Quandt highlighted that the chassis was one area Audi got right straight from the start.

“I have developed many cars in my life,” says Quandt. “This is the only car which I can tell you where after 8500 kilometres we didn’t have to correct any area of the chassis.

“I can tell you, whoever I know who has won the Dakar, everybody had to weld the chassis [at some point] even during the test.”

“The car is extremely stiff and extremely good for from a safety aspect as well. Some of this was needed because of the battery inside, because you must have a certain security for the battery that there is no intrusion.

“We have carbon housing around the outside, and then another around it to keep it really safe.”


Sainz says he is “happy” so far with the car’s progress


“In the beginning we were not quite sure the carbon plate would fit again when we put the battery in again after testing and taking it out,” added Dreyer. “When we put it in again, it worked just like the first time.”

It’s not just Sainz who has found the car pretty agreeable to drive. Audi scored a 1-2-4 in today’s Stage 8, with Mattias Ekström winning, Stéphane Peterhansel runner-up and Sainz fourth. These results, for a car in its first event, are ominous for its rivals.

“The car is good everywhere, I don’t see any disadvantage with it,” said Sainz. “We have a good feeling I must say. I have grey hair, so I know a little bit what I want!

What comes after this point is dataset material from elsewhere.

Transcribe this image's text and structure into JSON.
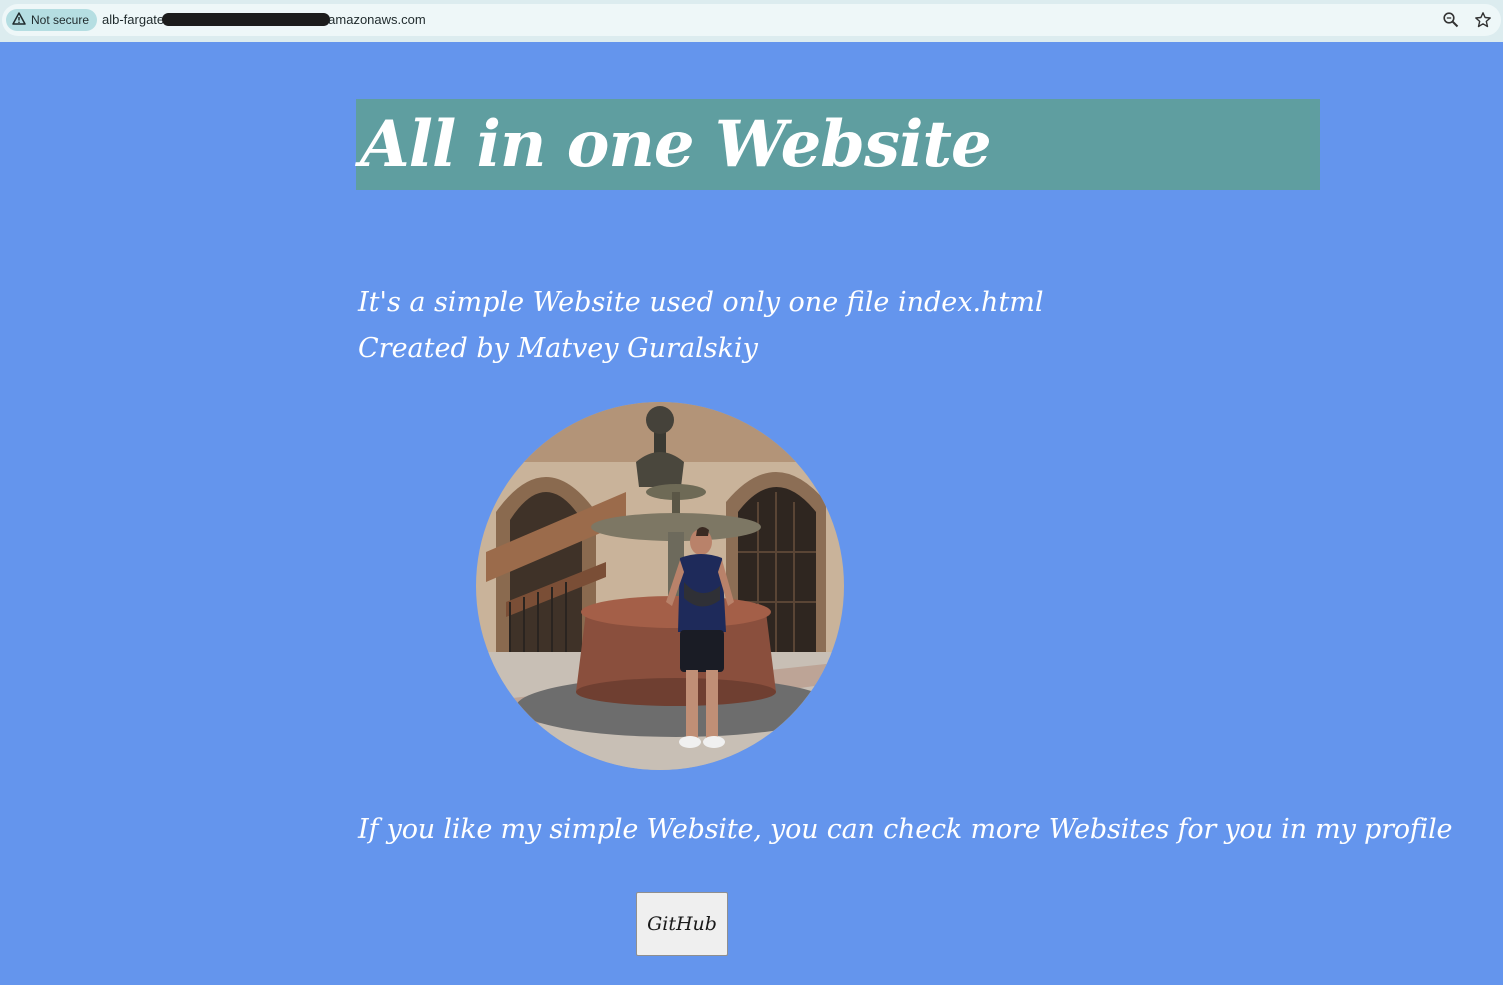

“I have been working with a lot of manufacturers. I have a good instinct to put it in the window I like. There’s more potential to come.”